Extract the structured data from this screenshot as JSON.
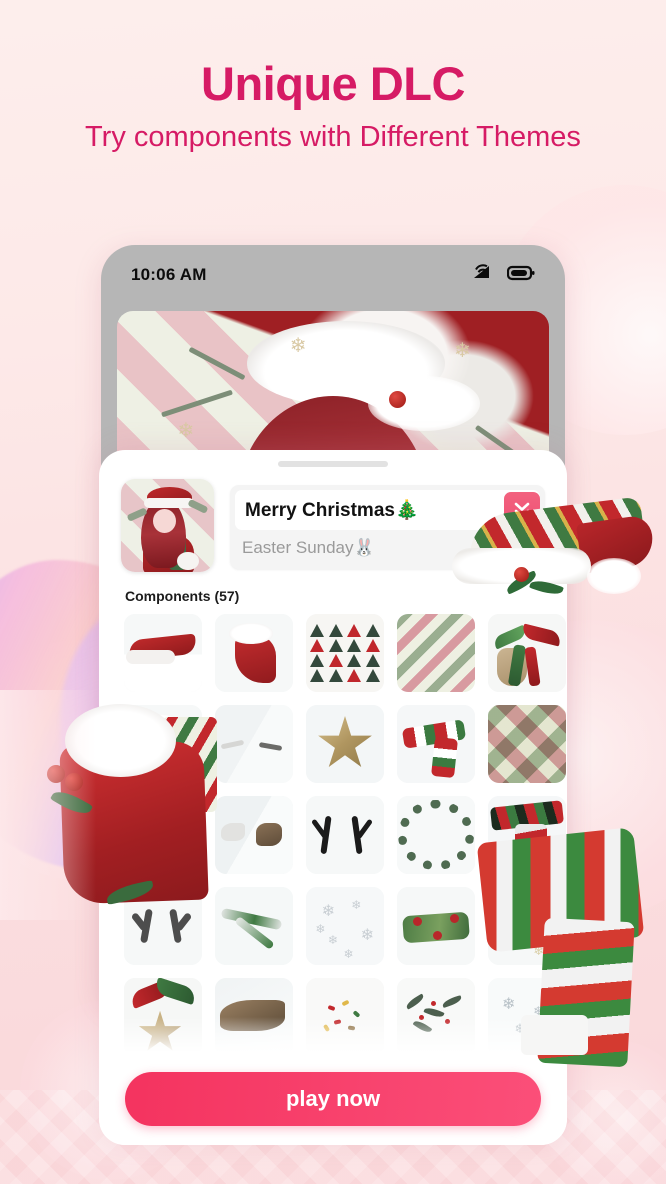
{
  "promo": {
    "headline": "Unique DLC",
    "subhead": "Try components with Different Themes",
    "accent_color": "#d61b65",
    "background_color": "#fdeeec"
  },
  "phone": {
    "status_bar": {
      "time": "10:06 AM",
      "icons": [
        "wifi-signal-icon",
        "battery-icon"
      ]
    },
    "banner": {
      "alt": "christmas-character-banner"
    }
  },
  "sheet": {
    "grabber": "drag-handle",
    "avatar": "character-thumbnail",
    "theme_select": {
      "selected": "Merry Christmas🎄",
      "alternate": "Easter Sunday🐰",
      "chevron_icon": "chevron-double-down-icon",
      "chevron_color": "#ef5074"
    },
    "components_label": "Components (57)",
    "components_count": 57,
    "grid": [
      [
        {
          "name": "santa-hat"
        },
        {
          "name": "santa-coat"
        },
        {
          "name": "christmas-tree-pattern"
        },
        {
          "name": "candy-stripe-pattern"
        },
        {
          "name": "ribbon-bow-sack"
        }
      ],
      [
        {
          "name": "santa-hat-fur"
        },
        {
          "name": "white-antlers"
        },
        {
          "name": "gold-star"
        },
        {
          "name": "striped-scarf"
        },
        {
          "name": "argyle-pattern"
        }
      ],
      [
        {
          "name": "holly-sprig"
        },
        {
          "name": "reindeer-dove"
        },
        {
          "name": "black-antlers"
        },
        {
          "name": "holly-wreath"
        },
        {
          "name": "knit-scarf"
        }
      ],
      [
        {
          "name": "grey-antlers"
        },
        {
          "name": "snowy-branch"
        },
        {
          "name": "snowflakes"
        },
        {
          "name": "leaf-garland"
        },
        {
          "name": "snow-scarf"
        }
      ],
      [
        {
          "name": "star-bow"
        },
        {
          "name": "brown-wing"
        },
        {
          "name": "confetti-candy"
        },
        {
          "name": "botanical-sprigs"
        },
        {
          "name": "snowflake-pattern"
        }
      ]
    ],
    "cta": {
      "label": "play now",
      "color_start": "#f4335f",
      "color_end": "#fb4f79"
    }
  },
  "decorations": [
    {
      "name": "striped-santa-hat-prop"
    },
    {
      "name": "red-santa-coat-prop"
    },
    {
      "name": "striped-scarf-prop"
    },
    {
      "name": "lavender-blob"
    },
    {
      "name": "pink-bubbles"
    }
  ]
}
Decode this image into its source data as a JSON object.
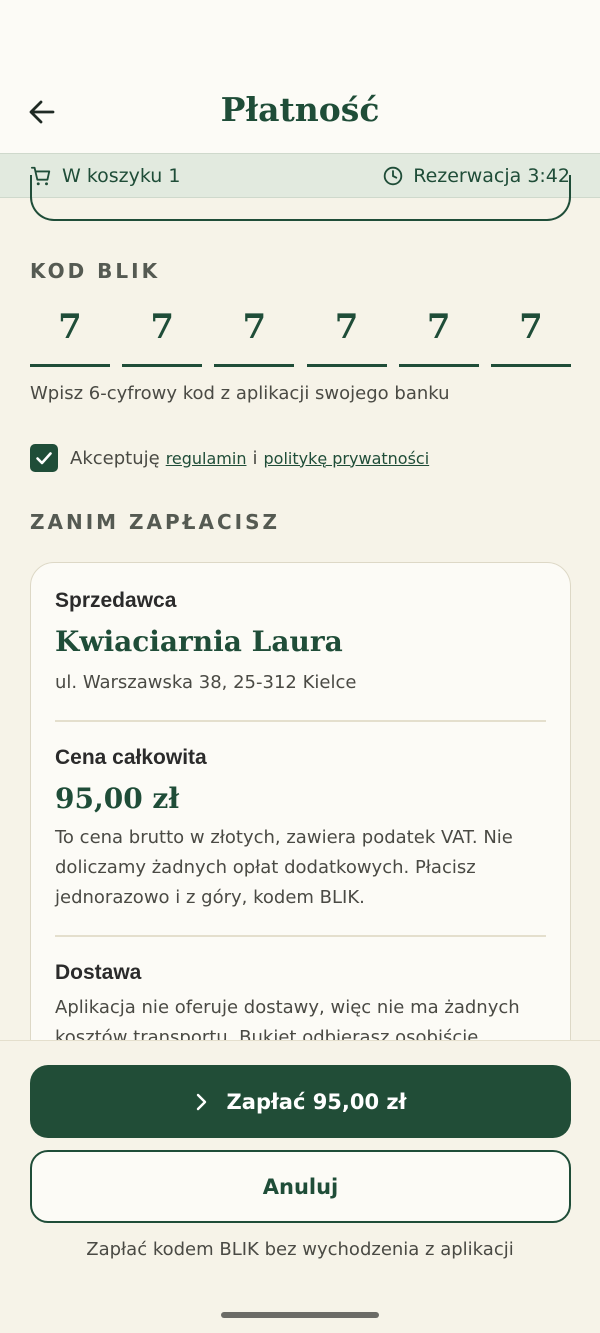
{
  "header": {
    "title": "Płatność"
  },
  "cart_bar": {
    "cart_label": "W koszyku 1",
    "reservation_label": "Rezerwacja 3:42"
  },
  "blik": {
    "section_label": "KOD BLIK",
    "digits": [
      "7",
      "7",
      "7",
      "7",
      "7",
      "7"
    ],
    "hint": "Wpisz 6-cyfrowy kod z aplikacji swojego banku"
  },
  "terms": {
    "checked": true,
    "prefix": "Akceptuję",
    "link_terms": "regulamin",
    "conjunction": "i",
    "link_privacy": "politykę prywatności"
  },
  "before_pay": {
    "section_label": "ZANIM ZAPŁACISZ",
    "seller_label": "Sprzedawca",
    "seller_name": "Kwiaciarnia Laura",
    "seller_address": "ul. Warszawska 38, 25-312 Kielce",
    "price_label": "Cena całkowita",
    "price_value": "95,00 zł",
    "price_desc": "To cena brutto w złotych, zawiera podatek VAT. Nie doliczamy żadnych opłat dodatkowych. Płacisz jednorazowo i z góry, kodem BLIK.",
    "delivery_label": "Dostawa",
    "delivery_desc": "Aplikacja nie oferuje dostawy, więc nie ma żadnych kosztów transportu. Bukiet odbierasz osobiście."
  },
  "actions": {
    "pay_label": "Zapłać 95,00 zł",
    "cancel_label": "Anuluj",
    "footnote": "Zapłać kodem BLIK bez wychodzenia z aplikacji"
  },
  "colors": {
    "accent": "#1f4d38",
    "background": "#f6f3e8",
    "card": "#fcfbf6"
  },
  "icons": {
    "back": "arrow-left-icon",
    "cart": "cart-icon",
    "clock": "clock-icon",
    "check": "check-icon",
    "chevron": "chevron-right-icon"
  }
}
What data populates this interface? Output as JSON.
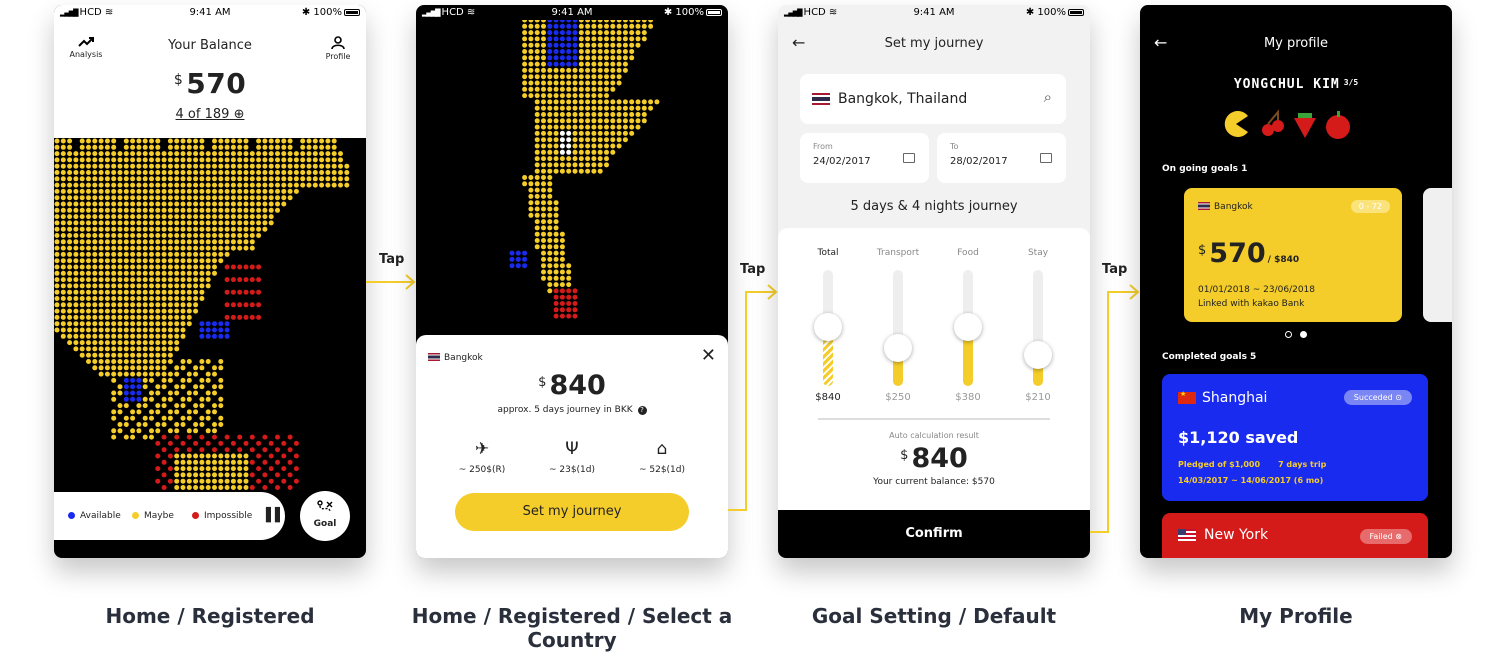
{
  "status": {
    "carrier": "HCD",
    "time": "9:41 AM",
    "battery": "100%"
  },
  "tap_label": "Tap",
  "colors": {
    "yellow": "#f4cd2a",
    "blue": "#1a2bf0",
    "red": "#d51a1a",
    "available": "#1a2bf0",
    "maybe": "#f4cd2a",
    "impossible": "#d51a1a"
  },
  "screens": [
    {
      "caption": "Home / Registered",
      "analysis_label": "Analysis",
      "analysis_icon": "trending-up-icon",
      "title": "Your Balance",
      "profile_label": "Profile",
      "profile_icon": "person-icon",
      "currency": "$",
      "balance": "570",
      "count": "4 of 189",
      "legend": {
        "available": "Available",
        "maybe": "Maybe",
        "impossible": "Impossible"
      },
      "goal_label": "Goal"
    },
    {
      "caption": "Home / Registered / Select a Country",
      "country": "Bangkok",
      "currency": "$",
      "price": "840",
      "subtitle": "approx. 5 days journey in BKK",
      "costs": [
        {
          "icon": "airplane-icon",
          "value": "~ 250$(R)"
        },
        {
          "icon": "fork-knife-icon",
          "value": "~ 23$(1d)"
        },
        {
          "icon": "house-icon",
          "value": "~ 52$(1d)"
        }
      ],
      "cta": "Set my journey"
    },
    {
      "caption": "Goal Setting / Default",
      "title": "Set my journey",
      "search_value": "Bangkok, Thailand",
      "from_label": "From",
      "from_value": "24/02/2017",
      "to_label": "To",
      "to_value": "28/02/2017",
      "duration": "5 days & 4 nights journey",
      "sliders": [
        {
          "label": "Total",
          "amount": "$840",
          "level": 0.51
        },
        {
          "label": "Transport",
          "amount": "$250",
          "level": 0.33
        },
        {
          "label": "Food",
          "amount": "$380",
          "level": 0.51
        },
        {
          "label": "Stay",
          "amount": "$210",
          "level": 0.27
        }
      ],
      "auto_label": "Auto calculation result",
      "currency": "$",
      "auto_amount": "840",
      "current_balance": "Your current balance: $570",
      "confirm": "Confirm"
    },
    {
      "caption": "My Profile",
      "title": "My profile",
      "username": "YONGCHUL KIM",
      "level": "3/5",
      "trophies": [
        "pacman-icon",
        "cherry-icon",
        "strawberry-icon",
        "apple-icon"
      ],
      "ongoing_label": "On going goals 1",
      "ongoing": {
        "country": "Bangkok",
        "days": "0 - 72",
        "currency": "$",
        "amount": "570",
        "target": "/ $840",
        "dates": "01/01/2018 ~ 23/06/2018",
        "linked": "Linked with kakao Bank"
      },
      "completed_label": "Completed goals 5",
      "completed": [
        {
          "city": "Shanghai",
          "status": "Succeded",
          "saved": "$1,120 saved",
          "pledged": "Pledged of $1,000",
          "trip": "7 days trip",
          "range": "14/03/2017 ~ 14/06/2017 (6 mo)"
        },
        {
          "city": "New York",
          "status": "Failed"
        }
      ]
    }
  ]
}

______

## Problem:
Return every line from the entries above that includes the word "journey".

## Reply to the task:
      "subtitle": "approx. 5 days journey in BKK",
      "cta": "Set my journey"
      "title": "Set my journey",
      "duration": "5 days & 4 nights journey",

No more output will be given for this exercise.